Macedo owns the nation's second-largest television network, TV Record, with prime-time television in Brazil becoming increasingly dominated by telenovelas.
The evangelical boom in the predominantly Roman Catholic nation has also been a factor in the creation of the biblical shows, which feature extravagant sets, costumes, and cost $230,000 per episode.
"In the 27 years I've been in this business, I've never seen a set like this. It's a very bold project, and it will be a wonderful story," said the director of "Lazarus," Edgard Miranda.
"The Bible is a fantastic script," Miranda added.

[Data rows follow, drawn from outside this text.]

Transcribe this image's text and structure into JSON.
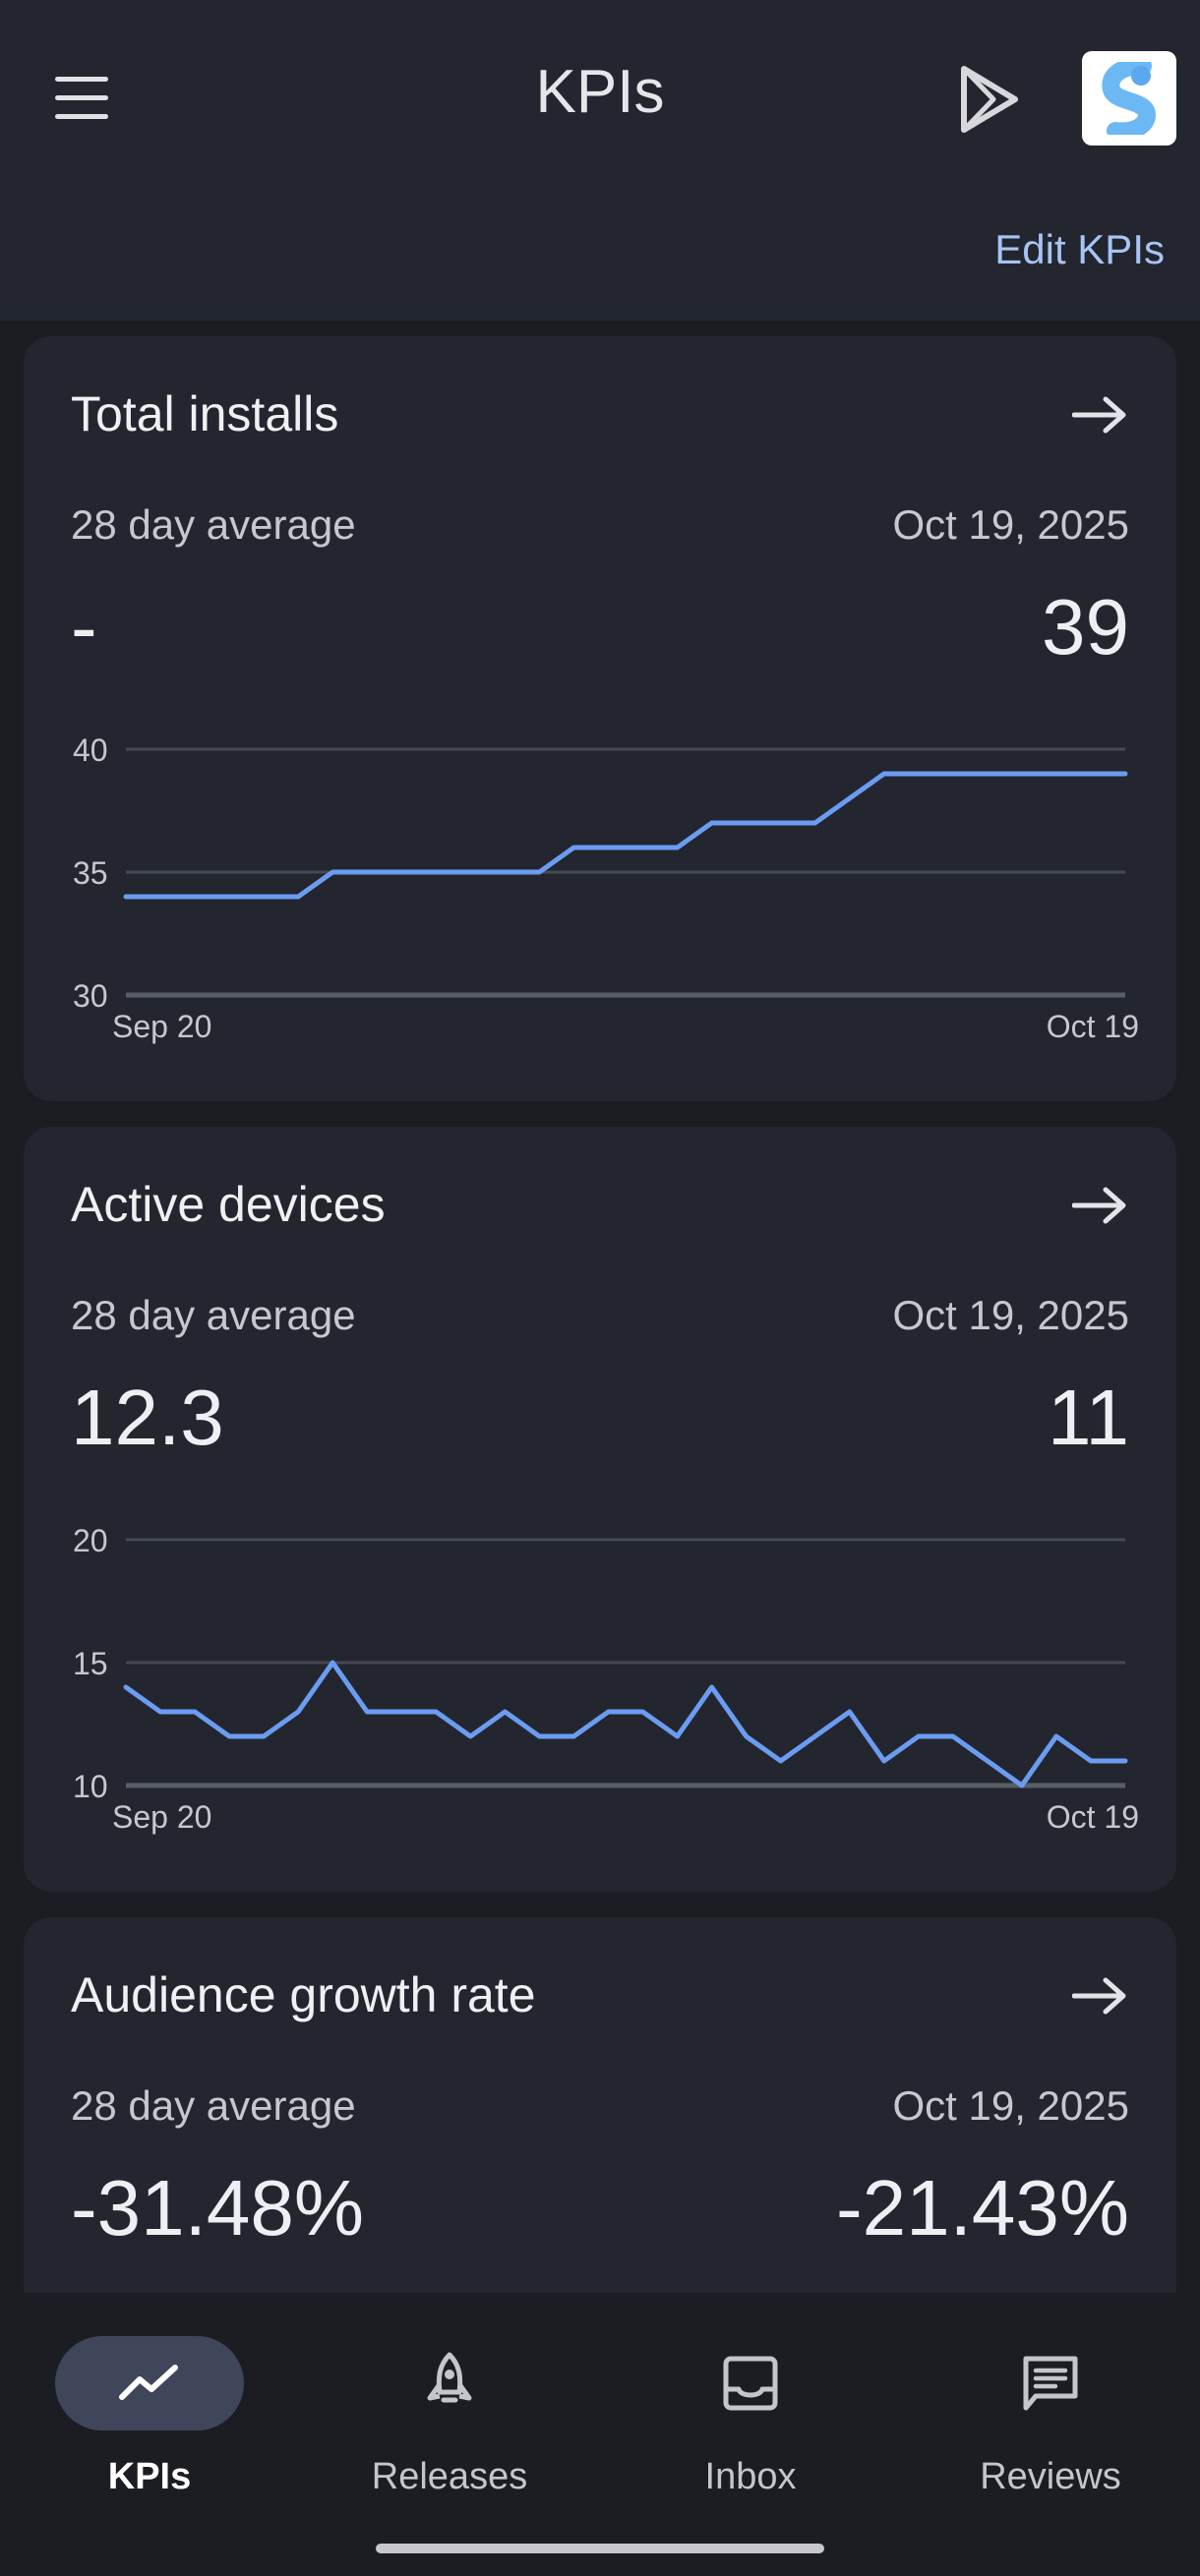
{
  "header": {
    "title": "KPIs",
    "edit_label": "Edit KPIs"
  },
  "cards": [
    {
      "title": "Total installs",
      "avg_label": "28 day average",
      "date_label": "Oct 19, 2025",
      "avg_value": "-",
      "current_value": "39"
    },
    {
      "title": "Active devices",
      "avg_label": "28 day average",
      "date_label": "Oct 19, 2025",
      "avg_value": "12.3",
      "current_value": "11"
    },
    {
      "title": "Audience growth rate",
      "avg_label": "28 day average",
      "date_label": "Oct 19, 2025",
      "avg_value": "-31.48%",
      "current_value": "-21.43%"
    }
  ],
  "nav": {
    "items": [
      {
        "label": "KPIs",
        "icon": "trending-icon",
        "active": true
      },
      {
        "label": "Releases",
        "icon": "rocket-icon",
        "active": false
      },
      {
        "label": "Inbox",
        "icon": "inbox-icon",
        "active": false
      },
      {
        "label": "Reviews",
        "icon": "reviews-icon",
        "active": false
      }
    ]
  },
  "colors": {
    "line": "#6b9cf2",
    "accent_link": "#a8c4f5",
    "card_bg": "#23262f",
    "page_bg": "#1b1d23"
  },
  "chart_data": [
    {
      "type": "line",
      "x": [
        "Sep 20",
        "Sep 21",
        "Sep 22",
        "Sep 23",
        "Sep 24",
        "Sep 25",
        "Sep 26",
        "Sep 27",
        "Sep 28",
        "Sep 29",
        "Sep 30",
        "Oct 1",
        "Oct 2",
        "Oct 3",
        "Oct 4",
        "Oct 5",
        "Oct 6",
        "Oct 7",
        "Oct 8",
        "Oct 9",
        "Oct 10",
        "Oct 11",
        "Oct 12",
        "Oct 13",
        "Oct 14",
        "Oct 15",
        "Oct 16",
        "Oct 17",
        "Oct 18",
        "Oct 19"
      ],
      "series": [
        {
          "values": [
            34,
            34,
            34,
            34,
            34,
            34,
            35,
            35,
            35,
            35,
            35,
            35,
            35,
            36,
            36,
            36,
            36,
            37,
            37,
            37,
            37,
            38,
            39,
            39,
            39,
            39,
            39,
            39,
            39,
            39
          ]
        }
      ],
      "xticks": [
        "Sep 20",
        "Oct 19"
      ],
      "yticks": [
        "30",
        "35",
        "40"
      ],
      "ylim": [
        30,
        40
      ],
      "grid": true
    },
    {
      "type": "line",
      "x": [
        "Sep 20",
        "Sep 21",
        "Sep 22",
        "Sep 23",
        "Sep 24",
        "Sep 25",
        "Sep 26",
        "Sep 27",
        "Sep 28",
        "Sep 29",
        "Sep 30",
        "Oct 1",
        "Oct 2",
        "Oct 3",
        "Oct 4",
        "Oct 5",
        "Oct 6",
        "Oct 7",
        "Oct 8",
        "Oct 9",
        "Oct 10",
        "Oct 11",
        "Oct 12",
        "Oct 13",
        "Oct 14",
        "Oct 15",
        "Oct 16",
        "Oct 17",
        "Oct 18",
        "Oct 19"
      ],
      "series": [
        {
          "values": [
            14,
            13,
            13,
            12,
            12,
            13,
            15,
            13,
            13,
            13,
            12,
            13,
            12,
            12,
            13,
            13,
            12,
            14,
            12,
            11,
            12,
            13,
            11,
            12,
            12,
            11,
            10,
            12,
            11,
            11
          ]
        }
      ],
      "xticks": [
        "Sep 20",
        "Oct 19"
      ],
      "yticks": [
        "10",
        "15",
        "20"
      ],
      "ylim": [
        10,
        20
      ],
      "grid": true
    }
  ]
}
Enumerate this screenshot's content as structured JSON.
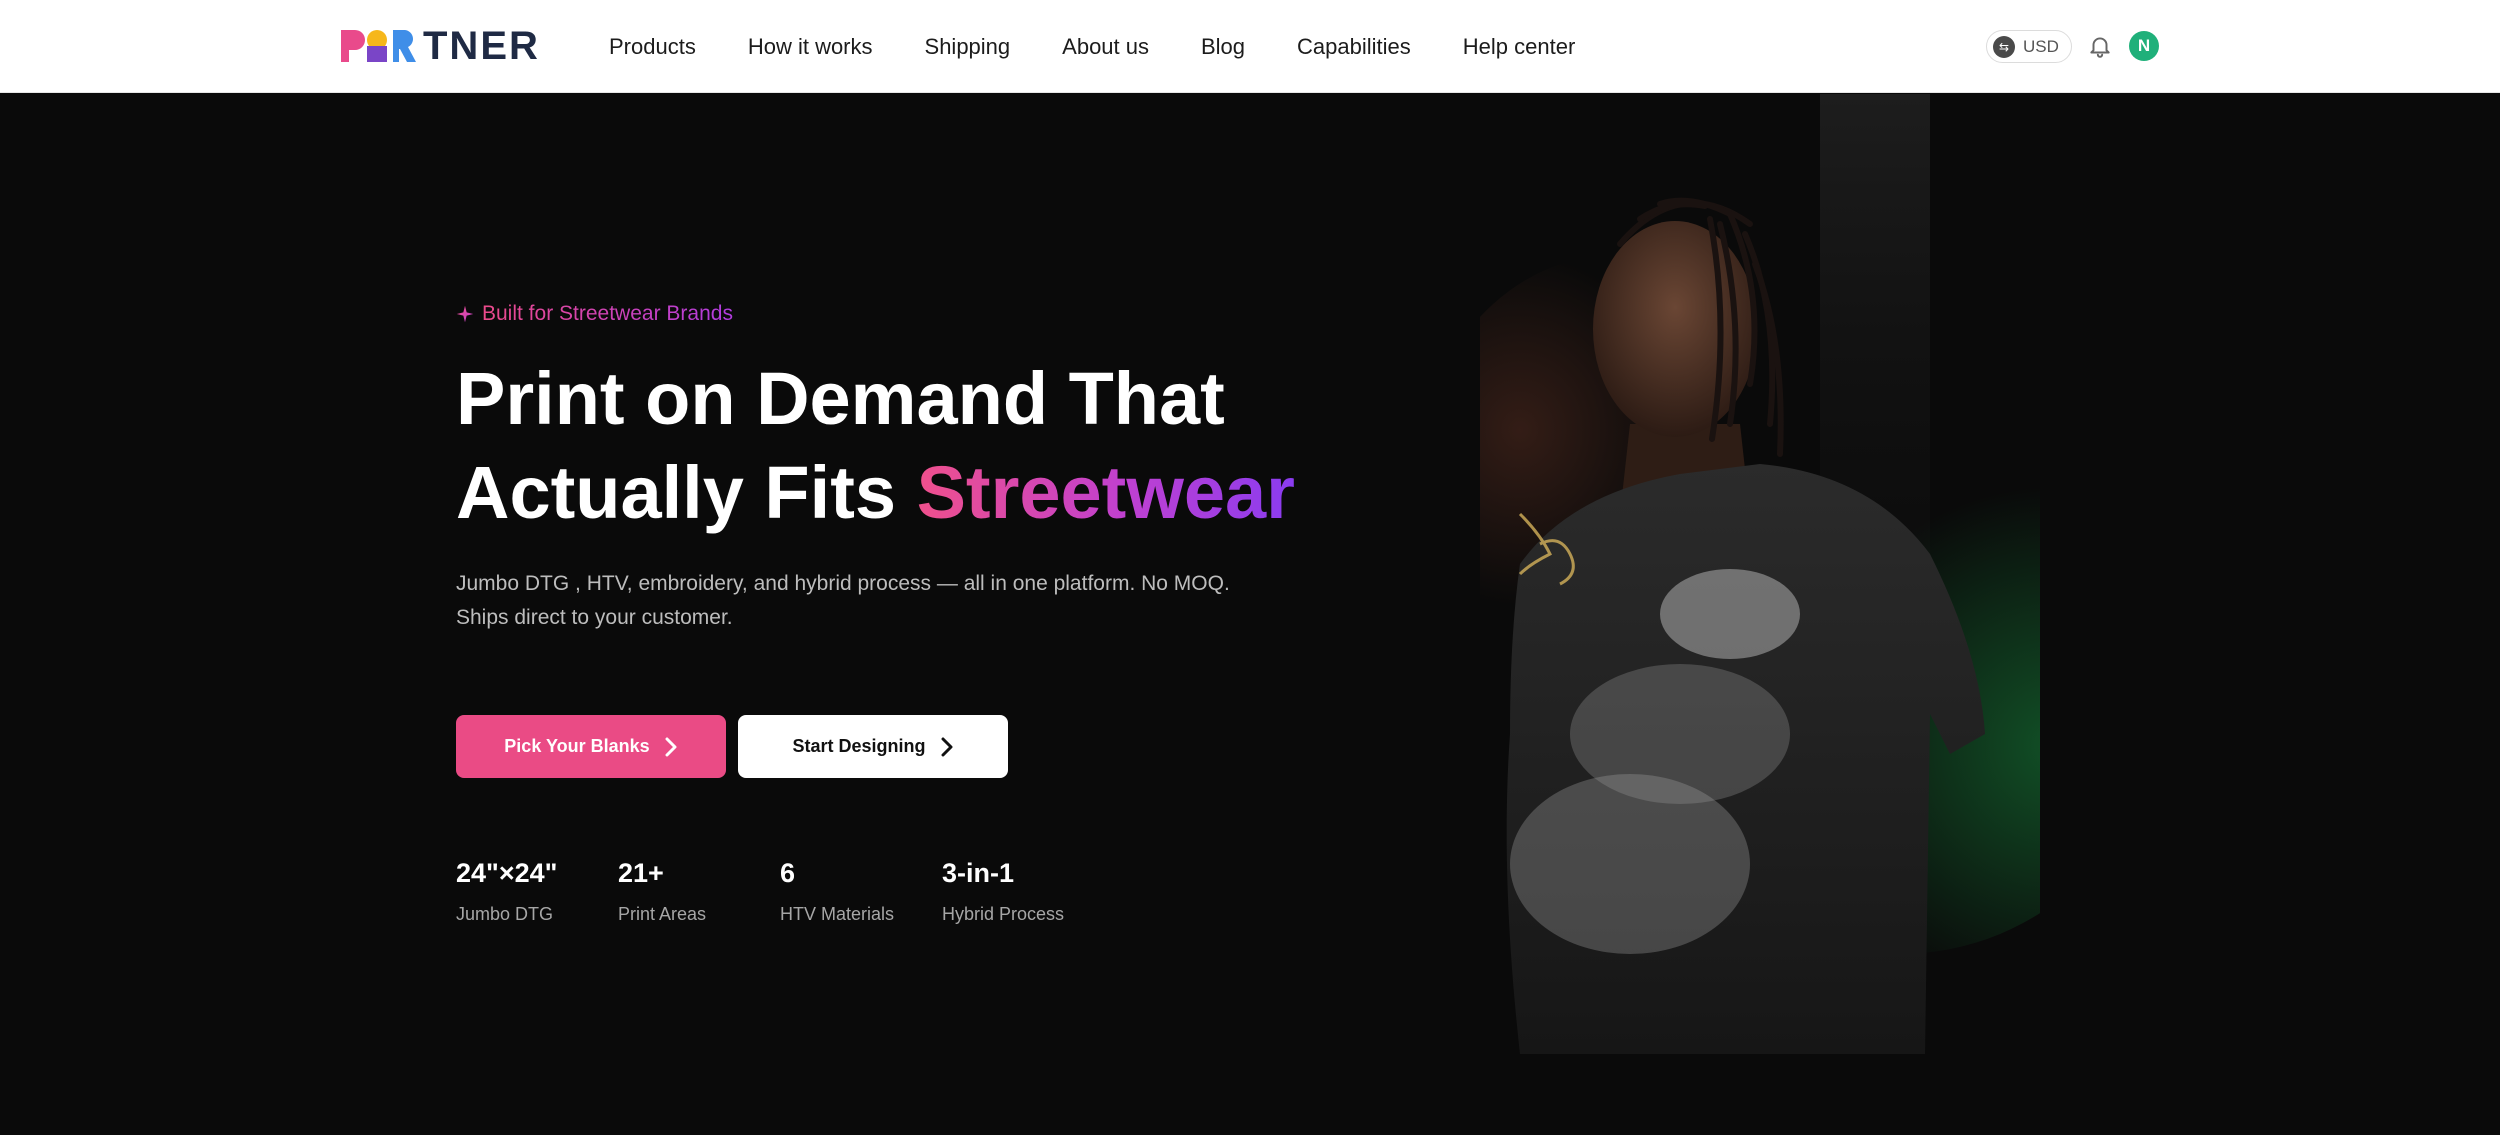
{
  "brand": {
    "name": "PARTNER",
    "wordmark": "TNER"
  },
  "nav": [
    "Products",
    "How it works",
    "Shipping",
    "About us",
    "Blog",
    "Capabilities",
    "Help center"
  ],
  "header_right": {
    "currency": "USD",
    "avatar_initial": "N"
  },
  "hero": {
    "badge": "Built for Streetwear Brands",
    "headline_line1": "Print on Demand That",
    "headline_line2_plain": "Actually Fits ",
    "headline_line2_accent": "Streetwear",
    "subtext_line1": "Jumbo DTG , HTV,  embroidery, and hybrid process — all in one platform. No MOQ.",
    "subtext_line2": "Ships direct to your customer.",
    "primary_cta": "Pick Your Blanks",
    "secondary_cta": "Start Designing",
    "stats": [
      {
        "value": "24\"×24\"",
        "label": "Jumbo DTG"
      },
      {
        "value": "21+",
        "label": "Print Areas"
      },
      {
        "value": "6",
        "label": "HTV Materials"
      },
      {
        "value": "3-in-1",
        "label": "Hybrid Process"
      }
    ]
  },
  "colors": {
    "accent_pink": "#ea4b85",
    "accent_purple": "#8a3cf0",
    "hero_bg": "#0a0a0a",
    "avatar_green": "#1fb07a"
  },
  "icons": [
    "sparkle-icon",
    "currency-exchange-icon",
    "bell-icon",
    "chevron-right-icon"
  ]
}
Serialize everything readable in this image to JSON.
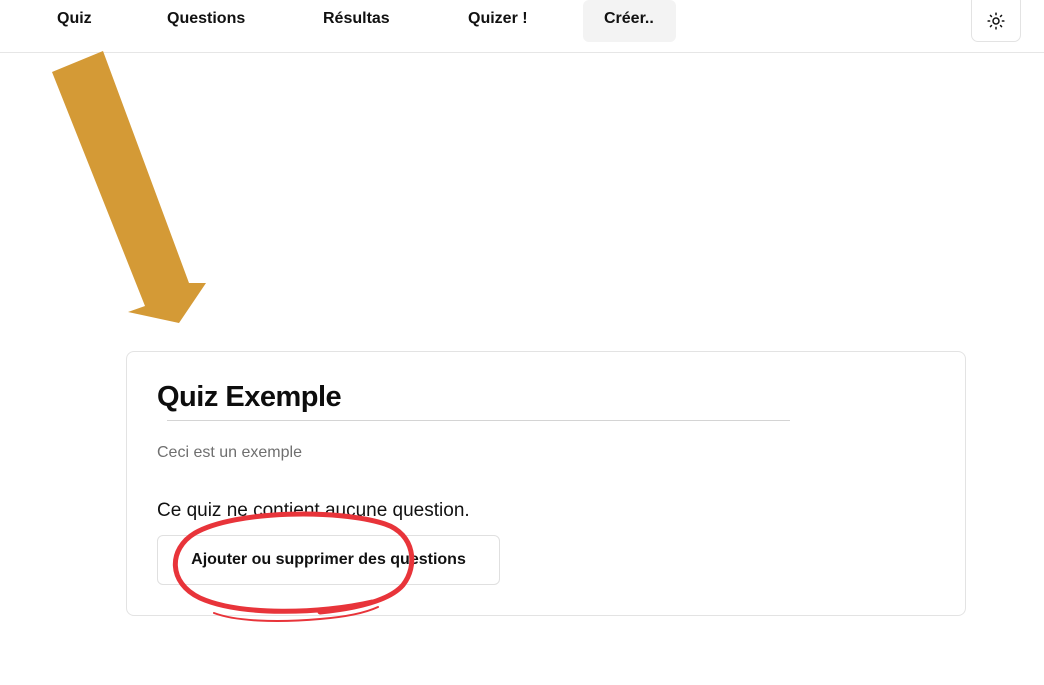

Though the shows are proving popular, Macedo is not without controversy. In 2011, he was charged with fraud and money laundering, accused of buying jewelery, real estate and cars with billions of dollars in donations from his followers.
Church leaders were also accused of abusing believers' faith by proclaiming "false promises and threats that spiritual and economic blessings would only be bestowed upon those who made financial sacrifices to the church."
The preacher denies the accusations, though others, such as Brian C. Stiller, global ambassador of the World Evangelical Alliance, have also accused UCKG of spreading a prosperity gospel teaching targeting Brazil's poor evangelical citizens with promises of financial blessings.
"The basic doctrinal statement of the Universal Church seems orthodox enough, but it has built itself around leadership, attracting to themselves not just astounding numbers but enormous amounts of funds," Stiller wrote in an op-ed for The Christian Post in June 2016.
"Spinning its outrageous prosperity theology — in effect, 'give to this church and God will make you rich' — and combining that with artistic and dramatic flare, its crowds and multiple churches is like nothing I've seen."
As AFP pointed out, however, such accusations have not dented the rise of Macedo's ministry and UCKG's popularity in the South American country. In fact, UCKG has grown its presence to 96 countries and counting, the official website says, with over 5,000 of its churches in Brazil alone.
Not only that, but the telenovelas have been a rising success.
"Whether or not their function is to indoctrinate viewers, Record definitely managed to create a differentiated, high-quality product that above all attracts advertisers," T.V. critic Nilson Xavier said.